Understanding Kidney Stones (Urolithiasis)

A rather painful condition known as kidney stones or renal calculi has been around thousands of years. Kidney stones (urolithiasis) are concentrations of minerals that have dissolved in the urine. The sizes can be as big as a golf ball or as small as a grain of sand. In most cases they will pass normally though urine without incident however at time it can be a painful passage. Every years there are nearly three million visits to the doctor for these and another half million end up in the emergency room with them.

There are signs that will show if a person will be more prone to these painful stones than others, one of which is a family history of them. There are blood and urine tests to find the specific factors that put a person at risk. When the factors are known they can be taken care of to cut down on the risks. At times a person will require medication in order to keep stones from forming. Should an infection be caused as a result in someone with continuous infections of the urinary tract a doctor can remove them. The infection will be followed to ensure that it is completely gone. The fact is that water is the best when it comes to the prevention.

Underlying metabolic conditions can cause kidney stones.

o Renal tubular acidosis

o Dent’s disease

o Medullary sponge kidney

o Crohn’s disease

These disorders are typically screened for when patients have frequent reoccurrences. These are usually done with the aide of urine tests.

Water fluoridation has also been linked to problem with kidney stones. A study was published in the Urological Research journal that shows an association between high levels of fluoride in water and painful stones. In this study urolithiasis was 4.6 times more prevalent in areas with high fluoride content.

There are a number of different types of stones:

1. Calcium oxalate stones – Caused from lack of calcium

2. Uric acid – Caused from to much protein

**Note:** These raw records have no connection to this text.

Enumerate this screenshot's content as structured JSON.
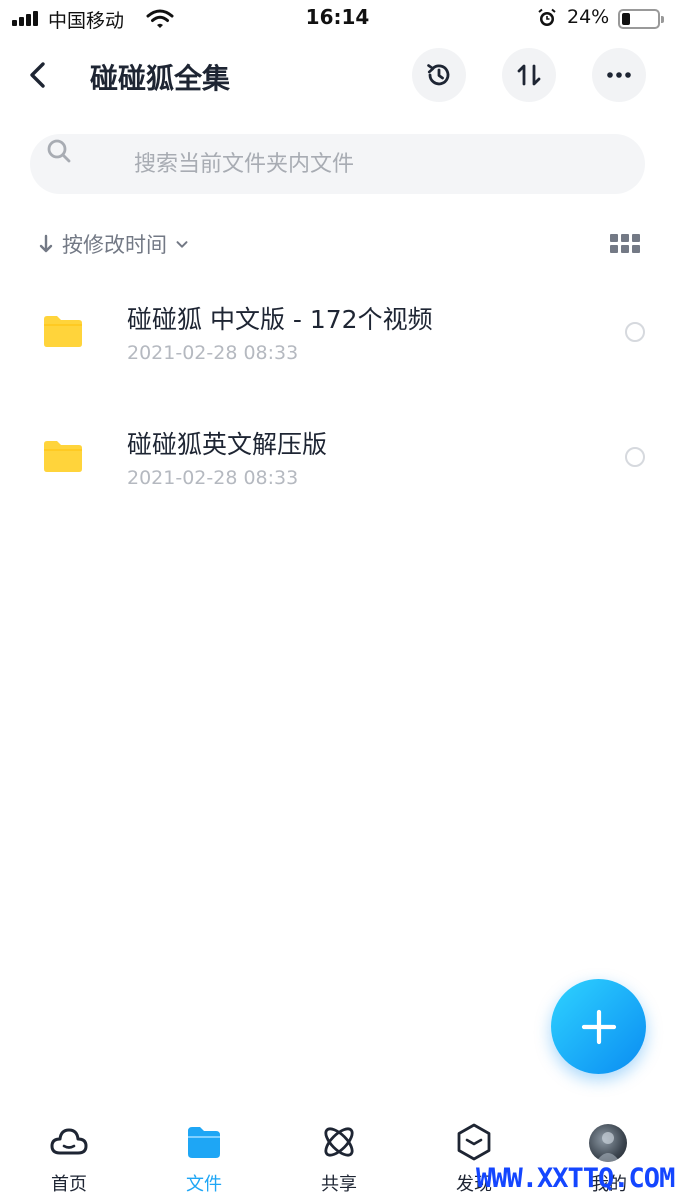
{
  "status_bar": {
    "carrier": "中国移动",
    "time": "16:14",
    "battery_percent": "24%",
    "battery_level": 0.24
  },
  "header": {
    "title": "碰碰狐全集"
  },
  "search": {
    "placeholder": "搜索当前文件夹内文件",
    "value": ""
  },
  "sort": {
    "label": "按修改时间"
  },
  "files": [
    {
      "name": "碰碰狐 中文版  - 172个视频",
      "modified": "2021-02-28 08:33"
    },
    {
      "name": "碰碰狐英文解压版",
      "modified": "2021-02-28 08:33"
    }
  ],
  "tabbar": {
    "tabs": [
      {
        "label": "首页",
        "icon": "cloud-icon"
      },
      {
        "label": "文件",
        "icon": "folder-icon",
        "active": true
      },
      {
        "label": "共享",
        "icon": "atom-icon"
      },
      {
        "label": "发现",
        "icon": "cube-icon"
      },
      {
        "label": "我的",
        "icon": "avatar"
      }
    ]
  },
  "watermark": "WWW.XXTTQ.COM",
  "colors": {
    "accent": "#1ea6f5",
    "folder": "#ffd43b",
    "fab_gradient_start": "#2fd3ff",
    "fab_gradient_end": "#0a8cf2"
  }
}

3. Sturvite – more common in women as they are more prone to kidney and bladder infections. These develop when the chemical balance of the urine is off from a urinary tract infection (e.g., bladder infection)

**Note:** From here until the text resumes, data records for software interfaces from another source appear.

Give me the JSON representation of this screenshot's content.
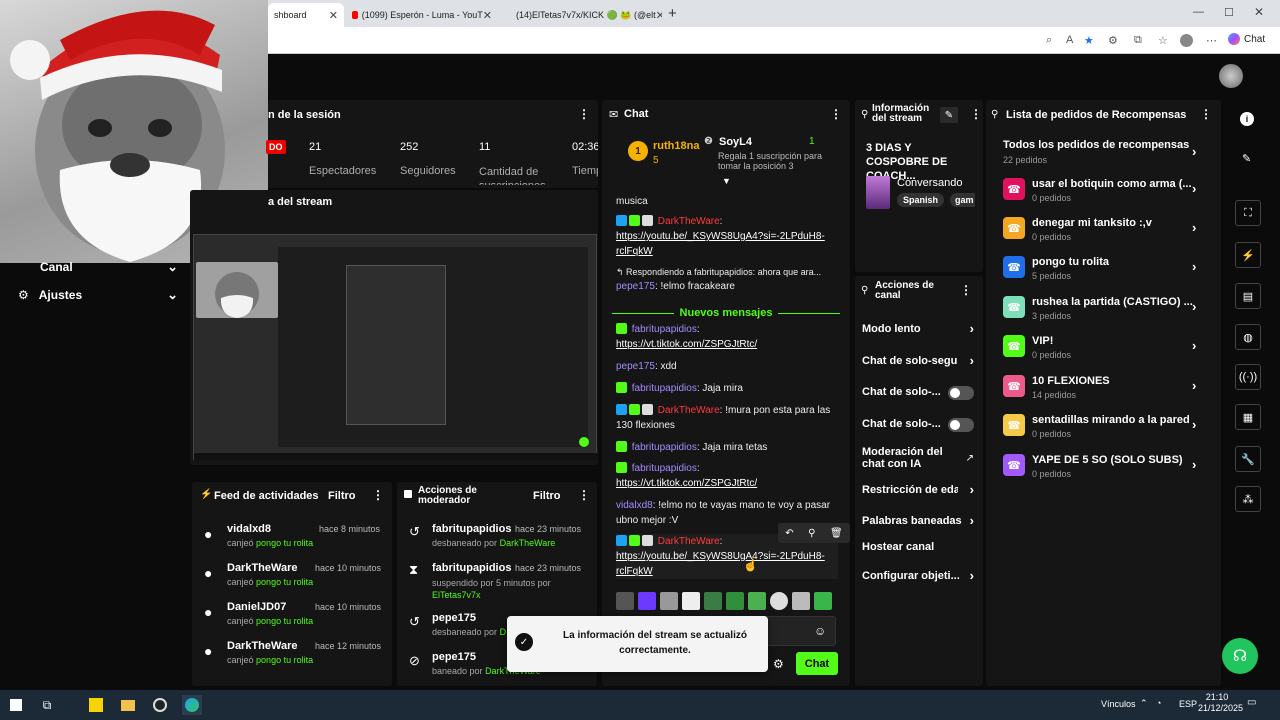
{
  "browser": {
    "tabs": [
      {
        "label": "shboard"
      },
      {
        "label": "(1099) Esperón - Luma - YouT"
      },
      {
        "label": "(14)ElTetas7v7x/KICK 🟢 🐸 (@elt"
      }
    ],
    "chat_button": "Chat"
  },
  "session": {
    "title": "n de la sesión",
    "live_badge": "DO",
    "stats": [
      {
        "value": "21",
        "label": "Espectadores"
      },
      {
        "value": "252",
        "label": "Seguidores"
      },
      {
        "value": "11",
        "label": "Cantidad de suscripciones"
      },
      {
        "value": "02:36",
        "label": "Tiemp"
      }
    ],
    "preview_title": "a del stream"
  },
  "sidebar": {
    "items": [
      {
        "label": "Canal"
      },
      {
        "label": "Ajustes"
      }
    ]
  },
  "feed": {
    "title": "Feed de actividades",
    "filter": "Filtro",
    "items": [
      {
        "user": "vidalxd8",
        "time": "hace 8 minutos",
        "action": "canjeó",
        "reward": "pongo tu rolita"
      },
      {
        "user": "DarkTheWare",
        "time": "hace 10 minutos",
        "action": "canjeó",
        "reward": "pongo tu rolita"
      },
      {
        "user": "DanielJD07",
        "time": "hace 10 minutos",
        "action": "canjeó",
        "reward": "pongo tu rolita"
      },
      {
        "user": "DarkTheWare",
        "time": "hace 12 minutos",
        "action": "canjeó",
        "reward": "pongo tu rolita"
      }
    ]
  },
  "mod": {
    "title": "Acciones de moderador",
    "filter": "Filtro",
    "items": [
      {
        "user": "fabritupapidios",
        "time": "hace 23 minutos",
        "action": "desbaneado por",
        "by": "DarkTheWare"
      },
      {
        "user": "fabritupapidios",
        "time": "hace 23 minutos",
        "action": "suspendido por 5 minutos por",
        "by": "ElTetas7v7x"
      },
      {
        "user": "pepe175",
        "time": "",
        "action": "desbaneado por",
        "by": "D"
      },
      {
        "user": "pepe175",
        "time": "",
        "action": "baneado por",
        "by": "DarkTheWare"
      }
    ]
  },
  "chat": {
    "title": "Chat",
    "leaders": [
      {
        "name": "ruth18na",
        "count": "5"
      },
      {
        "name": "SoyL4",
        "count": "1",
        "sub": "Regala 1 suscripción para tomar la posición 3"
      }
    ],
    "messages": {
      "m0": "musica",
      "m1_user": "DarkTheWare",
      "m1_text": "https://youtu.be/_KSyWS8UgA4?si=-2LPduH8-rclFqkW",
      "m2_reply": "Respondiendo a fabritupapidios: ahora que ara...",
      "m2_user": "pepe175",
      "m2_text": "!elmo fracakeare",
      "divider": "Nuevos mensajes",
      "m3_user": "fabritupapidios",
      "m3_text": "https://vt.tiktok.com/ZSPGJtRtc/",
      "m4_user": "pepe175",
      "m4_text": "xdd",
      "m5_user": "fabritupapidios",
      "m5_text": "Jaja mira",
      "m6_user": "DarkTheWare",
      "m6_text": "!mura pon esta para las 130 flexiones",
      "m7_user": "fabritupapidios",
      "m7_text": "Jaja mira tetas",
      "m8_user": "fabritupapidios",
      "m8_text": "https://vt.tiktok.com/ZSPGJtRtc/",
      "m9_user": "vidalxd8",
      "m9_text": "!elmo no te vayas mano te voy a pasar ubno mejor :V",
      "m10_user": "DarkTheWare",
      "m10_text": "https://youtu.be/_KSyWS8UgA4?si=-2LPduH8-rclFqkW"
    },
    "send": "Chat",
    "toast": "La información del stream se actualizó correctamente."
  },
  "info": {
    "title": "Información del stream",
    "stream_title": "3 DIAS Y COSPOBRE DE COACH...",
    "category": "Conversando",
    "tags": [
      "Spanish",
      "gam"
    ]
  },
  "channel": {
    "title": "Acciones de canal",
    "items": [
      {
        "label": "Modo lento",
        "kind": "arrow"
      },
      {
        "label": "Chat de solo-seguid",
        "kind": "arrow"
      },
      {
        "label": "Chat de solo-...",
        "kind": "toggle"
      },
      {
        "label": "Chat de solo-...",
        "kind": "toggle"
      },
      {
        "label": "Moderación del chat con IA",
        "kind": "external"
      },
      {
        "label": "Restricción de edad",
        "kind": "arrow"
      },
      {
        "label": "Palabras baneadas",
        "kind": "arrow"
      },
      {
        "label": "Hostear canal",
        "kind": "none"
      },
      {
        "label": "Configurar objeti...",
        "kind": "arrow"
      }
    ]
  },
  "rewards": {
    "title": "Lista de pedidos de Recompensas",
    "all_title": "Todos los pedidos de recompensas",
    "all_count": "22 pedidos",
    "items": [
      {
        "title": "usar el botiquin como arma (...",
        "count": "0 pedidos",
        "color": "#e0115f"
      },
      {
        "title": "denegar mi tanksito :,v",
        "count": "0 pedidos",
        "color": "#f5a623"
      },
      {
        "title": "pongo tu rolita",
        "count": "5 pedidos",
        "color": "#1f6feb"
      },
      {
        "title": "rushea la partida (CASTIGO) ...",
        "count": "3 pedidos",
        "color": "#7ee0b8"
      },
      {
        "title": "VIP!",
        "count": "0 pedidos",
        "color": "#53fc18"
      },
      {
        "title": "10 FLEXIONES",
        "count": "14 pedidos",
        "color": "#f05a8a"
      },
      {
        "title": "sentadillas mirando a la pared",
        "count": "0 pedidos",
        "color": "#f7c948"
      },
      {
        "title": "YAPE DE 5 SO (SOLO SUBS)",
        "count": "0 pedidos",
        "color": "#a259ff"
      }
    ]
  },
  "taskbar": {
    "network": "Vínculos",
    "lang": "ESP",
    "time": "21:10",
    "date": "21/12/2025"
  }
}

4. Calcium phosphate – generally occur in patients with hormonal or metabolic disorders such as renal tubular acidosis and hyperparathyroidism

5. Cystine – A rare congenital condition that keeps amino acid in protein from dissolving. This type requires life-long therapy.

There are a wide-range of symptoms that go along with having kidney stones, such as:

o Puss or blood in the urine as a result of damage to the kidney wall or urethra.

o A burning sensation when urinating

o The amount of urine produced can be cut down on due to an obstruction.

o Vomiting or nausea can also be caused along with fevers and chills.

o Back pain and spasms of pain

Where the pain is located and how bad it is will aid in the diagnosis of kidney stones. Stones can generally be discovered from the symptoms as well as taking x-rays or ultra sounds and running other tests.

Now that you have a basic understanding of kidney stones you should see your doctor if you think you might have them.